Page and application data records
++++++++++++++++++++

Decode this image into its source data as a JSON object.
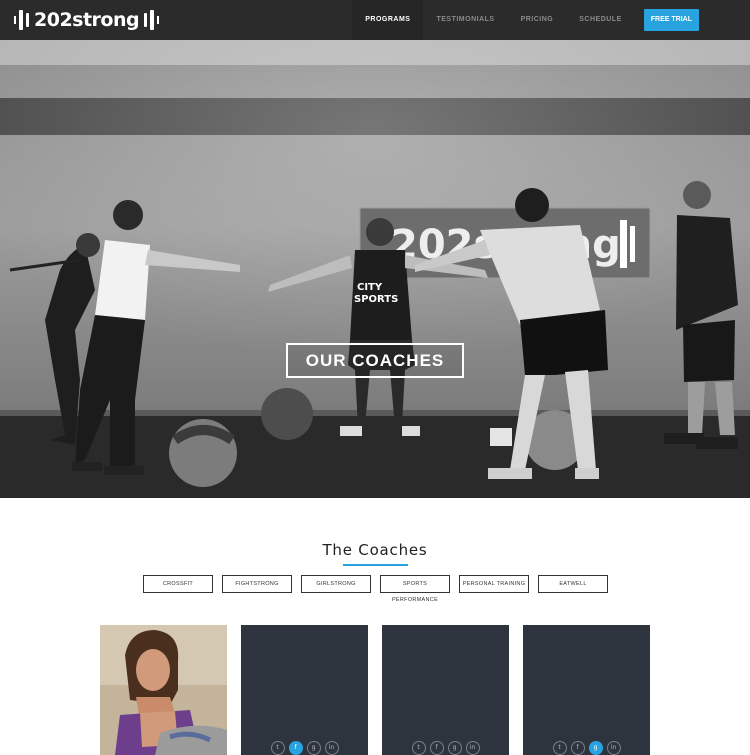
{
  "nav": {
    "logo": "202strong",
    "items": [
      {
        "label": "PROGRAMS",
        "active": true
      },
      {
        "label": "TESTIMONIALS",
        "active": false
      },
      {
        "label": "PRICING",
        "active": false
      },
      {
        "label": "SCHEDULE",
        "active": false
      }
    ],
    "cta": "FREE TRIAL"
  },
  "hero": {
    "button": "OUR COACHES",
    "wall_sign": "202strong"
  },
  "coaches": {
    "title": "The Coaches",
    "filters": [
      "CROSSFIT",
      "FIGHTSTRONG",
      "GIRLSTRONG",
      "SPORTS PERFORMANCE",
      "PERSONAL TRAINING",
      "EATWELL"
    ],
    "cards": [
      {
        "type": "photo",
        "socials": []
      },
      {
        "type": "placeholder",
        "socials": [
          "twitter-icon",
          "facebook-icon",
          "google-plus-icon",
          "linkedin-icon"
        ],
        "active": "facebook-icon"
      },
      {
        "type": "placeholder",
        "socials": [
          "twitter-icon",
          "facebook-icon",
          "google-plus-icon",
          "linkedin-icon"
        ],
        "active": ""
      },
      {
        "type": "placeholder",
        "socials": [
          "twitter-icon",
          "facebook-icon",
          "google-plus-icon",
          "linkedin-icon"
        ],
        "active": "google-plus-icon"
      }
    ]
  },
  "colors": {
    "nav_bg": "#2b2b2b",
    "accent": "#29a3e0",
    "card_bg": "#2e343d"
  }
}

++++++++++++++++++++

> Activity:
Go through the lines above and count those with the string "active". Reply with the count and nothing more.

> Final answer:
7